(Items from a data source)
--------------------------------

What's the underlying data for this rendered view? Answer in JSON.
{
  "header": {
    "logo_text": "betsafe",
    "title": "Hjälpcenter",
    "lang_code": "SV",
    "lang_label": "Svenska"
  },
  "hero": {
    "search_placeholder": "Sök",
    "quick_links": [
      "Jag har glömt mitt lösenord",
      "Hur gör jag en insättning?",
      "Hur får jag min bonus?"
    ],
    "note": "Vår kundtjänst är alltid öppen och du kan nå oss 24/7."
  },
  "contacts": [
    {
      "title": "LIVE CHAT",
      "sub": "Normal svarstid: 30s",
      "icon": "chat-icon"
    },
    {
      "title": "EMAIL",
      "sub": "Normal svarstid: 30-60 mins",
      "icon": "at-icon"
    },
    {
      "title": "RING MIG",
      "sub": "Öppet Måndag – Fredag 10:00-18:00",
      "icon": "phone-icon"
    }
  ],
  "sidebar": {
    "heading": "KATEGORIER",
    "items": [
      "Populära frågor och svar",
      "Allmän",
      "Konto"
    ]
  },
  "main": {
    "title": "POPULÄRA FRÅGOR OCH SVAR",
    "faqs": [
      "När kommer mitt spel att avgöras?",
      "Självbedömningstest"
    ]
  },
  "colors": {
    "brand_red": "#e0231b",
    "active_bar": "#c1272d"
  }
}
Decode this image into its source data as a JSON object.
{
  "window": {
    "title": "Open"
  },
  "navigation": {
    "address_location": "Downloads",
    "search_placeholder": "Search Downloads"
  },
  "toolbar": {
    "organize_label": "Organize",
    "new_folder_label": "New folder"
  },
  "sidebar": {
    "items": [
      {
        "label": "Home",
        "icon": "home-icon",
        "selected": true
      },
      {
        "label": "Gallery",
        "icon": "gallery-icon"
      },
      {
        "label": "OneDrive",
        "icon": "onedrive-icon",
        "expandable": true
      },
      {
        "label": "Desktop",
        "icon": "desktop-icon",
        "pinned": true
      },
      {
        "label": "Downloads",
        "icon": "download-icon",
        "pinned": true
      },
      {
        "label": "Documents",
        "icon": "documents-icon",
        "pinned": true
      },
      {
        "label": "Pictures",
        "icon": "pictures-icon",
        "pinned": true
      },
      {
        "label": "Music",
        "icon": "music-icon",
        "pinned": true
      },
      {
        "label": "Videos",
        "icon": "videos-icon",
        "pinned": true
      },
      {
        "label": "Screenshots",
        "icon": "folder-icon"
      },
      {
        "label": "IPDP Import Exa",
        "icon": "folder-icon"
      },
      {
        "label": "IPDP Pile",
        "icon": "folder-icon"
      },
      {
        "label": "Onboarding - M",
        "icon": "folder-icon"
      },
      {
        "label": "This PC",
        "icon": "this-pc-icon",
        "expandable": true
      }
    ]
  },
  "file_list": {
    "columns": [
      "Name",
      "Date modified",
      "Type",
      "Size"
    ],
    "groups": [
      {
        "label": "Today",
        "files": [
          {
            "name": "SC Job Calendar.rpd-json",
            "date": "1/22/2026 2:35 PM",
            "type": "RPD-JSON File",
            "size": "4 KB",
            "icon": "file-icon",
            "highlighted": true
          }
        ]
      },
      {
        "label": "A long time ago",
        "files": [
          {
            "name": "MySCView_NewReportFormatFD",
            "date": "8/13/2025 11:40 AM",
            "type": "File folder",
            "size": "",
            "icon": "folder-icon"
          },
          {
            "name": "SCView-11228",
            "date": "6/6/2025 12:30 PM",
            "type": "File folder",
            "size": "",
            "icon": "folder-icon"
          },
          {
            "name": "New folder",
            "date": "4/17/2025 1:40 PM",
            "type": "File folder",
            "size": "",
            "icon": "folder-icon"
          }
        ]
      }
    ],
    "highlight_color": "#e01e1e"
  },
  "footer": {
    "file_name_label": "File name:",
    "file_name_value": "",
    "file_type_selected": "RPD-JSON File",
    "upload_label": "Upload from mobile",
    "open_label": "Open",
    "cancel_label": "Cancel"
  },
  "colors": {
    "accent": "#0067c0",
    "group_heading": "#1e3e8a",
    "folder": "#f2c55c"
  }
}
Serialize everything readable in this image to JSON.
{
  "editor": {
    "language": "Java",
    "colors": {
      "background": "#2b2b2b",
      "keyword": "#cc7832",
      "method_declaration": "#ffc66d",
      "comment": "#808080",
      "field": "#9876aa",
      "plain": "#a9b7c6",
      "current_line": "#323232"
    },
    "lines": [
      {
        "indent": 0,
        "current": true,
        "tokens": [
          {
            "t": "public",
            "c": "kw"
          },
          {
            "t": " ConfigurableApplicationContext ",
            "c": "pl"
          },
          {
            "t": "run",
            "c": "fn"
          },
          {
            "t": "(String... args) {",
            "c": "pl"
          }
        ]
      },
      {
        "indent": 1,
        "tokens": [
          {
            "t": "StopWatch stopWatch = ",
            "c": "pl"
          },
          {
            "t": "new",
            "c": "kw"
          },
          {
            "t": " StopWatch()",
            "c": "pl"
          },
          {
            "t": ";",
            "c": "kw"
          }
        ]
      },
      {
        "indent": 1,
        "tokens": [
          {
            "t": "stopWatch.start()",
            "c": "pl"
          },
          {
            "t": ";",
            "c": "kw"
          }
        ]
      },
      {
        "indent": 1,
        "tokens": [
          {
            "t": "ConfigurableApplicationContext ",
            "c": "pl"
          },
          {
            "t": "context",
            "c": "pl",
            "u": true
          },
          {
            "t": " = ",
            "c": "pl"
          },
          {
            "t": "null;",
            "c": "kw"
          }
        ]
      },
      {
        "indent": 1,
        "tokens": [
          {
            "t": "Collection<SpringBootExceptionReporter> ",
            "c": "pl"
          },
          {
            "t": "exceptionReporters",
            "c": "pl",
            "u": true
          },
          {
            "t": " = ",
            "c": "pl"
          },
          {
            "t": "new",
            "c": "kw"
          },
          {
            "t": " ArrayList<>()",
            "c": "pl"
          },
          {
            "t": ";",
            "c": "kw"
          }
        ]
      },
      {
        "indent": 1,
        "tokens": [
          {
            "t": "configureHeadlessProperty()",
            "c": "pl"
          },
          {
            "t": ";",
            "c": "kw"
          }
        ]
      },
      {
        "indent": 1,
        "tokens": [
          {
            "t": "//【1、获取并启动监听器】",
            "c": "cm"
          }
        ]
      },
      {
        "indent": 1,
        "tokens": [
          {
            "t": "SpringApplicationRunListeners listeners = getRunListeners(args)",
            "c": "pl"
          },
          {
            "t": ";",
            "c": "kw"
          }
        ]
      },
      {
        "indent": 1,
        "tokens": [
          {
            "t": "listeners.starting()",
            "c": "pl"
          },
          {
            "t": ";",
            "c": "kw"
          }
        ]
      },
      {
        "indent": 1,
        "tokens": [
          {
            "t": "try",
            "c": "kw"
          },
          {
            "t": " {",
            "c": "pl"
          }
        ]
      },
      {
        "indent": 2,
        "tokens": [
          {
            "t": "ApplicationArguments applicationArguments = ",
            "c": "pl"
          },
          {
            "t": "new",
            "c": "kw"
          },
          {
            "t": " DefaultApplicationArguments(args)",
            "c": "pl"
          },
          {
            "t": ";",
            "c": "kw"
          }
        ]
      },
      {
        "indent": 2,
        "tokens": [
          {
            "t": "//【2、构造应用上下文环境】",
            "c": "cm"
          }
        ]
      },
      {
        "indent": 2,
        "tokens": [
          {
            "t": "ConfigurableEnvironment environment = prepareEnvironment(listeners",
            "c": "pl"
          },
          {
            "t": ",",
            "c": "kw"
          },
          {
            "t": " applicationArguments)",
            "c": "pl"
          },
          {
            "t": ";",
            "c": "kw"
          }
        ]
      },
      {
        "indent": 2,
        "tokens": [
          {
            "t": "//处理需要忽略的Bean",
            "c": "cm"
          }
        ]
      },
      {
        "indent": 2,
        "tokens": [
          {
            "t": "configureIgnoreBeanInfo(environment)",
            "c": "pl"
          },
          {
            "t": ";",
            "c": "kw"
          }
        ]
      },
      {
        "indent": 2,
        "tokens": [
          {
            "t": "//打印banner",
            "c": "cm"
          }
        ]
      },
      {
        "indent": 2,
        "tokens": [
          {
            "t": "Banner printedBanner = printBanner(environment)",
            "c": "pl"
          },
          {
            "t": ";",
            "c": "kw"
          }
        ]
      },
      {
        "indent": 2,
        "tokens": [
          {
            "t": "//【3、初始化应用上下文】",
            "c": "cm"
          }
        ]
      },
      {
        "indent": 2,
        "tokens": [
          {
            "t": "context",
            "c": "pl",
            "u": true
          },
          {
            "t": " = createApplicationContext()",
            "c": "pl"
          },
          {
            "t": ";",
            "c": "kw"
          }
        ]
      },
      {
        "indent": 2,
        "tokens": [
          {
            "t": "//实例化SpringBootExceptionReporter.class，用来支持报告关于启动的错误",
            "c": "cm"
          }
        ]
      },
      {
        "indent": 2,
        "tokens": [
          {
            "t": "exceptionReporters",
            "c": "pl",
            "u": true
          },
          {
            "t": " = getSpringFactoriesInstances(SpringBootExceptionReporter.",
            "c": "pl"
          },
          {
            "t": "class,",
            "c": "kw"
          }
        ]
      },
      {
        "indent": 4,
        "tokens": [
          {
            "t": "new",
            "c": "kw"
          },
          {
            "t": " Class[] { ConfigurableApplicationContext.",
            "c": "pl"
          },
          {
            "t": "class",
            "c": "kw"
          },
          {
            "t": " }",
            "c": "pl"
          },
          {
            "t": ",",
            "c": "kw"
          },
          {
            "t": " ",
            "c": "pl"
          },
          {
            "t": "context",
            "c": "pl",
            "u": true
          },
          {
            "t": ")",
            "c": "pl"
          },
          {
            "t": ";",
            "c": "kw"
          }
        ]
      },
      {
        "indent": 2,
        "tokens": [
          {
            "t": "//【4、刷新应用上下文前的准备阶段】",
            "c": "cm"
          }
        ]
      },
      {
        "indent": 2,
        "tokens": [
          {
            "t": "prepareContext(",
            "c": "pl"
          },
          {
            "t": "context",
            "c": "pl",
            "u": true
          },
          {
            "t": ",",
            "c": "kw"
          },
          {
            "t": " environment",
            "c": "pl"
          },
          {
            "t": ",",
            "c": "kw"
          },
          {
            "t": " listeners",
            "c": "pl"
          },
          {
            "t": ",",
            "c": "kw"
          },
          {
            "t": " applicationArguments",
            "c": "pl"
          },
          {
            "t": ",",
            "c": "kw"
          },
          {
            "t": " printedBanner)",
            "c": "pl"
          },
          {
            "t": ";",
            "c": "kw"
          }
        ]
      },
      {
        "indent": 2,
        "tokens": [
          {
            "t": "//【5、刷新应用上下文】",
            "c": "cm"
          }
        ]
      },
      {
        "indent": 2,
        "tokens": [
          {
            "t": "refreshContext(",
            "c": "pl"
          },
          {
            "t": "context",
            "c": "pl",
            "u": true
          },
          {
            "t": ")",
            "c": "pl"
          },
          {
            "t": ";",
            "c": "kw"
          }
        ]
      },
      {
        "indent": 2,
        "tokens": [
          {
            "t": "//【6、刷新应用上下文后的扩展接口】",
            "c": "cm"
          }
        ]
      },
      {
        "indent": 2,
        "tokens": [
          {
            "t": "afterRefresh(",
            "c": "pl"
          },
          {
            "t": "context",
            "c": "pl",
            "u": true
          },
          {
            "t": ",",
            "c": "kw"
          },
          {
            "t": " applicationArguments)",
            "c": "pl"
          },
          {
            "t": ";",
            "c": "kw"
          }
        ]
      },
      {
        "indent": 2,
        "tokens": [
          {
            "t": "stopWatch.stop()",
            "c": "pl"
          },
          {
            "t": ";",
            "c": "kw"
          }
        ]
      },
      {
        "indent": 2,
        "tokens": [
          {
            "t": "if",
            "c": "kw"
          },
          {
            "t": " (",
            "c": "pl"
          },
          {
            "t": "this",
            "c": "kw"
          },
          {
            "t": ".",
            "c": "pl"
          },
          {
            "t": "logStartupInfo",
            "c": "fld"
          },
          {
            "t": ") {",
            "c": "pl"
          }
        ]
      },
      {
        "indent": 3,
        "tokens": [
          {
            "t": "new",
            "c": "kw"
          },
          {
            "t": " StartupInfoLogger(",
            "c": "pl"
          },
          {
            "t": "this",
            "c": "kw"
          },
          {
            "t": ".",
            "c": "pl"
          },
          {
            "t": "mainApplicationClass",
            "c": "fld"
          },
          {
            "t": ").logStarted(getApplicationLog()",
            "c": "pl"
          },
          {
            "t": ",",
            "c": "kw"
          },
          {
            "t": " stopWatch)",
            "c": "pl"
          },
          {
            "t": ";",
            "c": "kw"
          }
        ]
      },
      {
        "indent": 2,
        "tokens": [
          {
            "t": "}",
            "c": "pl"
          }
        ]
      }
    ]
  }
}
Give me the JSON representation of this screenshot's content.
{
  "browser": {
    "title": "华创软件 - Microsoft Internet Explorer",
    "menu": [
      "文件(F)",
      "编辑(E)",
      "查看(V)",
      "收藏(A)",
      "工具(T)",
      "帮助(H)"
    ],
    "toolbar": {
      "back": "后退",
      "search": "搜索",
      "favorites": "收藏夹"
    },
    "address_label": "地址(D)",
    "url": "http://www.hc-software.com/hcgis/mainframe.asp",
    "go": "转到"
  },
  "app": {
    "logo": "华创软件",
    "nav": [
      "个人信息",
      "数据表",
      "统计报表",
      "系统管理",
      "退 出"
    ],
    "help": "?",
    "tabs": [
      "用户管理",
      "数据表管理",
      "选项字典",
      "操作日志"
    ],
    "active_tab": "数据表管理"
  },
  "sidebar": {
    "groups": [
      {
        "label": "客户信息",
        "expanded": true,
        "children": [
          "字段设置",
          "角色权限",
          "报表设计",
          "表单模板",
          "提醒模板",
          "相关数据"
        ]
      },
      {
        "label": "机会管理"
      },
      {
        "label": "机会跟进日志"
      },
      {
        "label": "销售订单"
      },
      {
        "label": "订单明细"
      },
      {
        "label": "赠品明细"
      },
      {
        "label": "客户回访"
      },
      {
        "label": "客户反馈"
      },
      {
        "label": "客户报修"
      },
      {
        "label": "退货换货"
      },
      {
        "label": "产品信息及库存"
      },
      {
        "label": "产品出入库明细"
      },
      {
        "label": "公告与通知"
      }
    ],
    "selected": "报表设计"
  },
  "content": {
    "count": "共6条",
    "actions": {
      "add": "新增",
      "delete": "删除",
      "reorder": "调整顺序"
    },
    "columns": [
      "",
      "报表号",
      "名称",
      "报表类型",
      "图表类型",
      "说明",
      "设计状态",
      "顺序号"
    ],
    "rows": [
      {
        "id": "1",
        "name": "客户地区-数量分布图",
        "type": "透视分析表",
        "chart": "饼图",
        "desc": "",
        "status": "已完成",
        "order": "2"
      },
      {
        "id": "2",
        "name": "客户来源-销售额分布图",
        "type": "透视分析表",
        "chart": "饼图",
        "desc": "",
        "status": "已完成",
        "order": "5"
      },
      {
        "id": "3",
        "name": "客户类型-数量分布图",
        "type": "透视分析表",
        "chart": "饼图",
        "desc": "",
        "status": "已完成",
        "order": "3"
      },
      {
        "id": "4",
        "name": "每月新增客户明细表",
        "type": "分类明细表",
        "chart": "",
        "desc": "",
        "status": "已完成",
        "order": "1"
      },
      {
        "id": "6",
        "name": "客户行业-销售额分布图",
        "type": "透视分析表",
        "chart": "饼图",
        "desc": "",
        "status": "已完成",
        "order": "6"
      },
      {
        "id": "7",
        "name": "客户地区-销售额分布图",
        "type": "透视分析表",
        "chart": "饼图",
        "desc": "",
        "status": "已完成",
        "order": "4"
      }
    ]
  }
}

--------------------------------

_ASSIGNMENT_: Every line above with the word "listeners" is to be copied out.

_TASK ANSWER_:
            "t": "SpringApplicationRunListeners listeners = getRunListeners(args)",
            "t": "listeners.starting()",
            "t": "ConfigurableEnvironment environment = prepareEnvironment(listeners",
            "t": " listeners",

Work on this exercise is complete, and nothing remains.